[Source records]
-*-*-

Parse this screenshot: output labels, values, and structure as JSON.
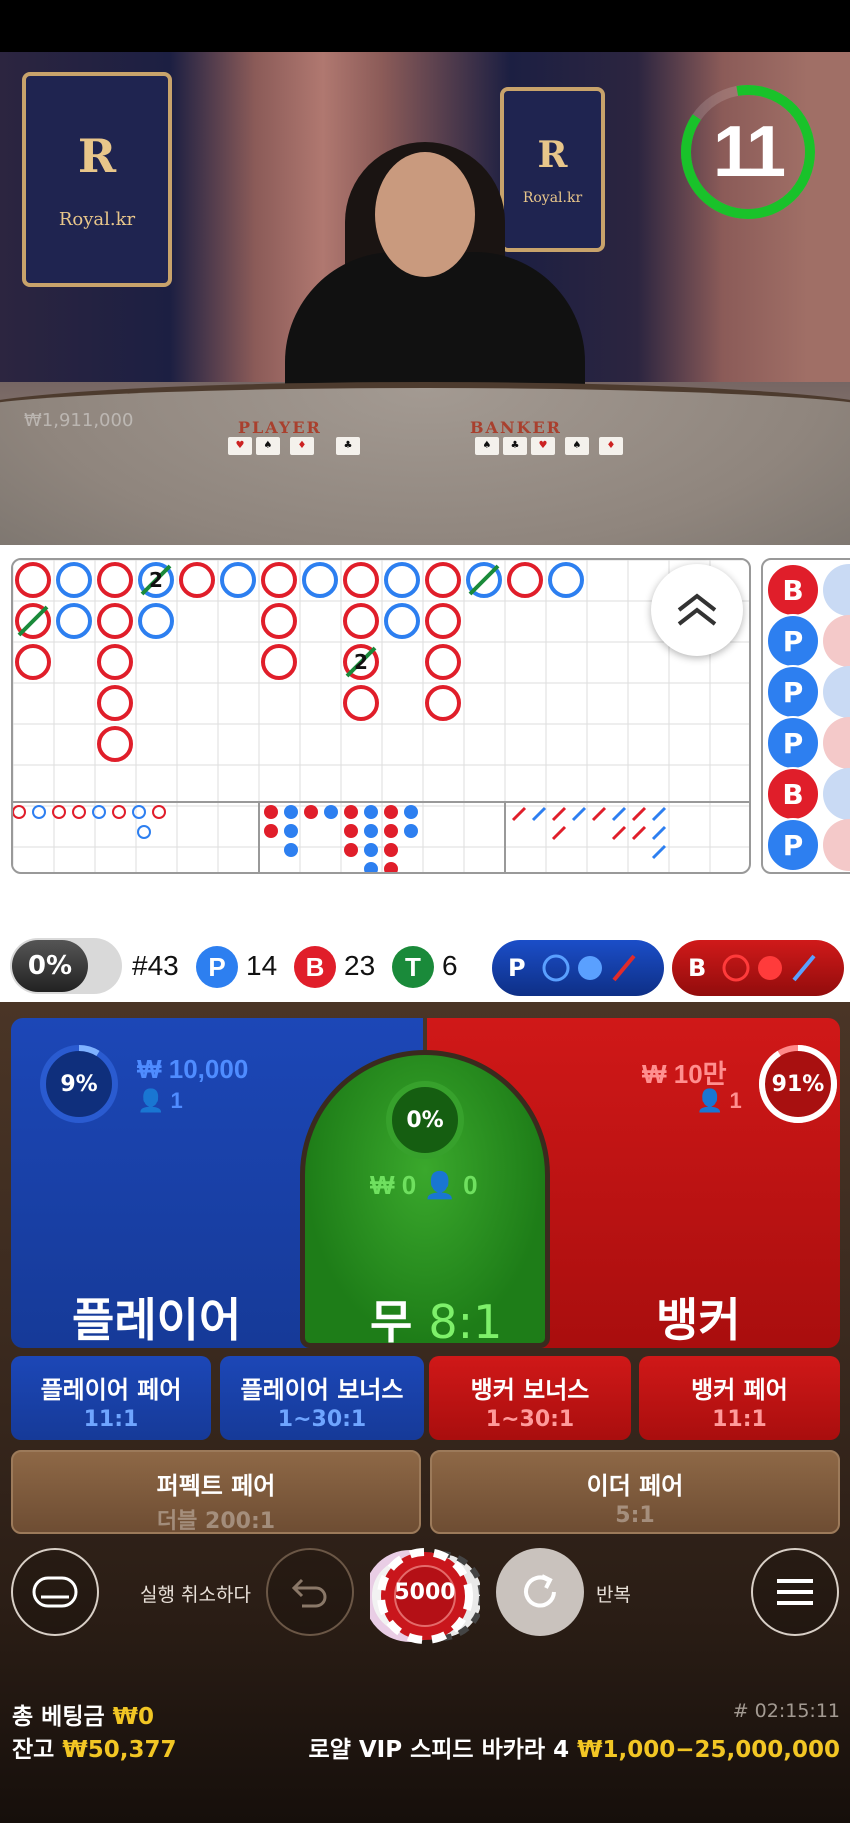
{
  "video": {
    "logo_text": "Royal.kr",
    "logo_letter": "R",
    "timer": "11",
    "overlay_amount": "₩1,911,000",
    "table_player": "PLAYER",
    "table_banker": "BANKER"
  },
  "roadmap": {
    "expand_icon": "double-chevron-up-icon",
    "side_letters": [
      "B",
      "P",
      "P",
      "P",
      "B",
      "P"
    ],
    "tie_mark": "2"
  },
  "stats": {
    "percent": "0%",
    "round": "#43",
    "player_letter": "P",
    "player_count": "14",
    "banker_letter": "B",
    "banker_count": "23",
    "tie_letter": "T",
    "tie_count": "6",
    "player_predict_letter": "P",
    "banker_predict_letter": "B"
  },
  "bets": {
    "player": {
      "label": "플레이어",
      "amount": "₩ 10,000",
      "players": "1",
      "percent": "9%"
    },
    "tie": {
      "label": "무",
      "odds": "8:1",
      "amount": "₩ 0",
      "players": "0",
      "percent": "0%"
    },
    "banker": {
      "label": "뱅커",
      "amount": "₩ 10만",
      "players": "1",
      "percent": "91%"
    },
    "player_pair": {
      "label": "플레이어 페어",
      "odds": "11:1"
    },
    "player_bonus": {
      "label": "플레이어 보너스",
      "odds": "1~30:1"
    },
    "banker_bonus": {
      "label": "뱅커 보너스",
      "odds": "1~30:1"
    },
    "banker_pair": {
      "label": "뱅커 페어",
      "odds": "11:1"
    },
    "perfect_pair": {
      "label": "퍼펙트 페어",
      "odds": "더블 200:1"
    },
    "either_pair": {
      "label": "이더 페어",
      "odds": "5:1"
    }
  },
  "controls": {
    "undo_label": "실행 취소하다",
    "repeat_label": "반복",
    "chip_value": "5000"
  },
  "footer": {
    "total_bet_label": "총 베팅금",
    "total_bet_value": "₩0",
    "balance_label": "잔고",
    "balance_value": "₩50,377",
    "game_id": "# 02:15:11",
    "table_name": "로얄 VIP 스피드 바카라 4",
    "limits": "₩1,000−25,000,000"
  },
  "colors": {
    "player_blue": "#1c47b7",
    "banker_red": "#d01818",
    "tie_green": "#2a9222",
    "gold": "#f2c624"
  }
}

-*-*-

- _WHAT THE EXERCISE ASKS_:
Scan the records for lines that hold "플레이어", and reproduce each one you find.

- _REPLY_:
      "label": "플레이어",
      "label": "플레이어 페어",
      "label": "플레이어 보너스",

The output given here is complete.